The library was one of Grandmother Cordelia's favorite places in Vorkosigan House, and she could often be found there during the intermittent three to four months of every year that she tended to spend on Barrayar. The Dowager Countess Vorkosigan was now a galactic in practice as well as by birth, dividing her time roughly equally between Barrayar, Sergyar and Beta Colony. Helen was grateful that this tactical problem had coincided with one of her visits, as it would have been awkward (not to mention much less private) to discuss it over a comconsole.
"Has Aral talked to you at all about it?" Sitting on the low ottoman at her grandmother's knee should have made her feel like a five-year-old again, Helen reflected, but somehow it didn't. Maybe it was the seriousness of the matter they were discussing. Or maybe it was just how seriously the Countess seemed to be taking it, and her.
"Not in any detail," her grandmother answered. "I get the impression he thought I would feel the need to discuss it with your father."
Sudden worry stung her. "Do you? I mean -- are you going to?"
"I don't plan on it," the Countess said equably. "Aral Alexander is old enough to make his own decisions and abide by the consequences; I'm not about to take any of them out of his hands. Not even the decision of whether or not to speak to your father about this."
"He doesn't want to disappoint him." Helen's voice was lower than she meant it to be. "But he's talking about running away to live with you or Uncle Mark on Beta Colony if, if Da -- and he's not joking, that's the thing. He wants me to think he's joking, but I know him."
"Mm." Cordelia frowned into her teacup. "Helen, tell me something."
She sat up straight and nodded.
Her grandmother looked her directly in the face, and that steel-grey gaze pinned her down like a bug at the business end of a microscope. "Let's be clear on this.
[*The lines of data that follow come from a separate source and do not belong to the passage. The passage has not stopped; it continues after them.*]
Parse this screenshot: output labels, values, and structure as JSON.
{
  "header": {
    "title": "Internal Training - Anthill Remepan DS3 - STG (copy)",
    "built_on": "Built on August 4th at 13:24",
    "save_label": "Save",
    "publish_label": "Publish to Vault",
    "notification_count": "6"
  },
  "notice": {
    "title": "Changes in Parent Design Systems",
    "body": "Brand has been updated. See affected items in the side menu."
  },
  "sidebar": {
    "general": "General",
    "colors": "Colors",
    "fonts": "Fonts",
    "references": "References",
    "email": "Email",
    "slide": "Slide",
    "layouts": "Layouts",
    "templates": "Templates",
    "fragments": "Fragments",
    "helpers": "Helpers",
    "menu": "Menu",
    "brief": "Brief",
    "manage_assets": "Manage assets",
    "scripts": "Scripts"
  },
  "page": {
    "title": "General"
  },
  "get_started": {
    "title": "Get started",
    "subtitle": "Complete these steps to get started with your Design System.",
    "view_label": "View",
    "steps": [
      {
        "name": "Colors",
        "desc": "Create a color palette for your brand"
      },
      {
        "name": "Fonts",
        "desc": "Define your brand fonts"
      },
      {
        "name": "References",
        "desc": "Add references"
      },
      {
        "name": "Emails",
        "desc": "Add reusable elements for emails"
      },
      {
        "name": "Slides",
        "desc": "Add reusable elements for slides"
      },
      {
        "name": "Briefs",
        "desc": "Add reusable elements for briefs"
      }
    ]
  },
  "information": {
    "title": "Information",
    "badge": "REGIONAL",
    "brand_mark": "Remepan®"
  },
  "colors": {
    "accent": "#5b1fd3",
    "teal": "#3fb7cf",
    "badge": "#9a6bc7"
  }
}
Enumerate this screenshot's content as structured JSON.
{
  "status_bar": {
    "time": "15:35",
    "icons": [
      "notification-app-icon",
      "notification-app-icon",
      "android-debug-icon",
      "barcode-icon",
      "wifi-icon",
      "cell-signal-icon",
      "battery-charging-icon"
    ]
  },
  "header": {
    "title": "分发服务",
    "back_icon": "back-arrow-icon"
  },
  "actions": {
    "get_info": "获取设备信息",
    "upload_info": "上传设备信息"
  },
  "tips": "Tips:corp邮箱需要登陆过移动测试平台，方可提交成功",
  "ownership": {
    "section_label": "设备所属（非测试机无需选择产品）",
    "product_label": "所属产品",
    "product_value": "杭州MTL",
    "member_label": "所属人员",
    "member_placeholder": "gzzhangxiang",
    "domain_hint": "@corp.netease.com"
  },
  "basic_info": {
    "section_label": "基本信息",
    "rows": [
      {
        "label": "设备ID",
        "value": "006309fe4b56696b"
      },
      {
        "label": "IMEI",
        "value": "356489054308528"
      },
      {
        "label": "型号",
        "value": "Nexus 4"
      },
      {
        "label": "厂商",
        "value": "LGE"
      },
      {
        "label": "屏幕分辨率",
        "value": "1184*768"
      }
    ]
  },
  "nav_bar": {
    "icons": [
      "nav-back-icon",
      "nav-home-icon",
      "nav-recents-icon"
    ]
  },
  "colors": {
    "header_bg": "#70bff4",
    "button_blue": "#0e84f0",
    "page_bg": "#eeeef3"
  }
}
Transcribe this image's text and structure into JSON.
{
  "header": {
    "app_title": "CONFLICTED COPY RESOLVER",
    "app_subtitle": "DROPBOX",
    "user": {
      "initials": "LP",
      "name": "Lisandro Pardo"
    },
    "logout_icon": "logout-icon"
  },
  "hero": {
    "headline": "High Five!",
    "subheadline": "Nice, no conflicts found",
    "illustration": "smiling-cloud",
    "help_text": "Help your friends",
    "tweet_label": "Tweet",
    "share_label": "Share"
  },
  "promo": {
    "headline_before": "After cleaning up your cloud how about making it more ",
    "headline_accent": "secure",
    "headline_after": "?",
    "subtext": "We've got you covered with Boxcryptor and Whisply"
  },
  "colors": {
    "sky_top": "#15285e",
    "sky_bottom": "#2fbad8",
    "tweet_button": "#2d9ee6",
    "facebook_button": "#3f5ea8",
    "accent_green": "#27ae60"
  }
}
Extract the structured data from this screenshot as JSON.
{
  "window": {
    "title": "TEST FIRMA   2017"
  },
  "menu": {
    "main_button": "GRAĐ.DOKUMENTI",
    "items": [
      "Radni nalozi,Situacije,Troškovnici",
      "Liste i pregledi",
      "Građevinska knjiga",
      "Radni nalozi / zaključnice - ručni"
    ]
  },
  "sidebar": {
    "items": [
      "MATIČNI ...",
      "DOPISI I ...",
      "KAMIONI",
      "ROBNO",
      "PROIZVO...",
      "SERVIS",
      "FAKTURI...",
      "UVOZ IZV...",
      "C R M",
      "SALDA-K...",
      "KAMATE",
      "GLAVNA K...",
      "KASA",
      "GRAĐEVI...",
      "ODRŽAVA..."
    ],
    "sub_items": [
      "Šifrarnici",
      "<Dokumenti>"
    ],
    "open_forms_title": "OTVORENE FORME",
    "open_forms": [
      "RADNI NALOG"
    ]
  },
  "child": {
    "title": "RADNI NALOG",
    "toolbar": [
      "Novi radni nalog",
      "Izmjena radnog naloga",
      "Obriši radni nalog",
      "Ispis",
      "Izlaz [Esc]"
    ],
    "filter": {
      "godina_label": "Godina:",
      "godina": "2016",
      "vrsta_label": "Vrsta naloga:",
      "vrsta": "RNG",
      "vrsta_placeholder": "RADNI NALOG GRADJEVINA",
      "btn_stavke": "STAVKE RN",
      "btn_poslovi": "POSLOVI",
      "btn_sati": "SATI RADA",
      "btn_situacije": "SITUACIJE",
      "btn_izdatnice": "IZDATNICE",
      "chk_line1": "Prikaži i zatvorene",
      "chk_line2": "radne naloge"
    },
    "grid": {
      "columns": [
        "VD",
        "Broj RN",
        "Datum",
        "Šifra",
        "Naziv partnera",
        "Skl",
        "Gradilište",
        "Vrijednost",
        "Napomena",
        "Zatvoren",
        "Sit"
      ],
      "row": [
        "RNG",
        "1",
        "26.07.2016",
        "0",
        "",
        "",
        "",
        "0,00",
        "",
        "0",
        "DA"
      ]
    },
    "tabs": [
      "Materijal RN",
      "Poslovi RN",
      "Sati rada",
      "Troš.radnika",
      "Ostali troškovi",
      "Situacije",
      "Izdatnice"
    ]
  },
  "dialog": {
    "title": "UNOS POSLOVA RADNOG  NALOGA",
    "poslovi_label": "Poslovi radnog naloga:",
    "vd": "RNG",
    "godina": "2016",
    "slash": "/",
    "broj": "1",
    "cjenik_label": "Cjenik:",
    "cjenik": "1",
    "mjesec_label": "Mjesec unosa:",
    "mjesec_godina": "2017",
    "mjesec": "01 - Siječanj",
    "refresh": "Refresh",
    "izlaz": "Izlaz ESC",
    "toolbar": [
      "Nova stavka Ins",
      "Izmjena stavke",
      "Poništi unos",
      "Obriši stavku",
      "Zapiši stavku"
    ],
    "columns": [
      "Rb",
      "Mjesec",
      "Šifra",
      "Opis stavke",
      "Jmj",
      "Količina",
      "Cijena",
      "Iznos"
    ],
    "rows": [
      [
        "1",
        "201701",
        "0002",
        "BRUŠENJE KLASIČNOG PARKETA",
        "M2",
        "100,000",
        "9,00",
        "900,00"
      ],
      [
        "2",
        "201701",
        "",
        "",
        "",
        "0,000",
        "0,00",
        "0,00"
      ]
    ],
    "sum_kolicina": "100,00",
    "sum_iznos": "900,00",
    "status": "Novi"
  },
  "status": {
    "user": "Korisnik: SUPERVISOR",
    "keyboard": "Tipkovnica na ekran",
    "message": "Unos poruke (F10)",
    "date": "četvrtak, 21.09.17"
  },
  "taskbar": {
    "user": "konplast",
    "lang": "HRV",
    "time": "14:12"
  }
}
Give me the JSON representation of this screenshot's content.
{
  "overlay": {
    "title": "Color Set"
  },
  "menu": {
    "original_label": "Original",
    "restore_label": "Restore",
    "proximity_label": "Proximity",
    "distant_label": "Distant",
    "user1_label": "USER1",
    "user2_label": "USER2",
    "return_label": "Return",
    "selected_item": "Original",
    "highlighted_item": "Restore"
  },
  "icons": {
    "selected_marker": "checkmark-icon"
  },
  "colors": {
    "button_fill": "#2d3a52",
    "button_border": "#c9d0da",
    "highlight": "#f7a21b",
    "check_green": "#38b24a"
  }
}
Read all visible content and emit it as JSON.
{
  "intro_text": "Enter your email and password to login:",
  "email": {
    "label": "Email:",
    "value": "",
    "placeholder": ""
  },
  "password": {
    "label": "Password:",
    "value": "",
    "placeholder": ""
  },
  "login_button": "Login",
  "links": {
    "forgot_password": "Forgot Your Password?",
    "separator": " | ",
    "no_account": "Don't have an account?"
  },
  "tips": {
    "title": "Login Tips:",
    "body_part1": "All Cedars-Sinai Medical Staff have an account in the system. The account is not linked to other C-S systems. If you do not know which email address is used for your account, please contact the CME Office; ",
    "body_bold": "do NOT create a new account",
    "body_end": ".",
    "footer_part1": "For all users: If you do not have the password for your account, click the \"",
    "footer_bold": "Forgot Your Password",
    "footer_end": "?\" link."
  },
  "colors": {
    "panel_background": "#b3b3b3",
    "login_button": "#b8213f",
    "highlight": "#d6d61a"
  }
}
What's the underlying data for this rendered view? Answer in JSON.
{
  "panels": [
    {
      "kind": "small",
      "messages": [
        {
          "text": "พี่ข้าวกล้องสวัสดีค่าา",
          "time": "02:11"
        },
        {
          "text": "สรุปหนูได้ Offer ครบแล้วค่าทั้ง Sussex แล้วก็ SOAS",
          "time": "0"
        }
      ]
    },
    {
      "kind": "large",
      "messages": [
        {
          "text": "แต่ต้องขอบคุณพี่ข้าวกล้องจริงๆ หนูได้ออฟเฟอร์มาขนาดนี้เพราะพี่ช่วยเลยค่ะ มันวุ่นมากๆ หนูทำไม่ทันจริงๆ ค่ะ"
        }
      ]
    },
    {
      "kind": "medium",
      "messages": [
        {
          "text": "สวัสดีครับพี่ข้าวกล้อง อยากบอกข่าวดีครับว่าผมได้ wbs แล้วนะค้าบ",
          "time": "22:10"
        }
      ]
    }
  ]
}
Do you want to step into the Countship for your brother's sake, for the good of the District, or for yourself?"
Helen opened her mouth, and closed it. None of those, suddenly, seemed like sufficient reason; too personal, too altruistic to be believed, too selfish to be honorable. Wait --
"It can't be all three?" she demanded. "This is a solution that'll be good for everybody. For me, for Aral, for the District -- for all Barrayar, really, even if they don't know it themselves yet. But they will. I'll prove it. That's all I want: the chance to prove that I can serve."
The older woman studied her for another eternal moment, then dropped her eyes and rubbed her forehead as though to stave off an incipient headache, but she was smiling: ruefully at first, as though at a memory, then with greater certainty. "Well," she said, looking up; the fierce satisfaction in her eyes was unmistakable. "It's been a long time coming."
Helen exhaled, and felt a slow bubble of glee start forming somewhere south of her sternum. "Do you think it'll work?"
"Honestly? I have no idea. If by work you mean, will you get to keep the Countship in your own name. But it's long past time for Barrayar to start addressing the issue, and it was bound to be someone of this generation who first tried it." Her grandmother's eyes dwelt on hers, and crinkled at the edges. "And for the record ... I'm proud it's going to be you."
Oh. The glee dissipated in an instant, sublimated into something else entirely. For a moment Helen couldn't speak, both warmed and shaken by the words. Oh. I have to live up to that, now.
"Now," Cordelia said briskly, setting down her cup, "let's talk about who you need to speak to next, and how you plan to approach Gregor."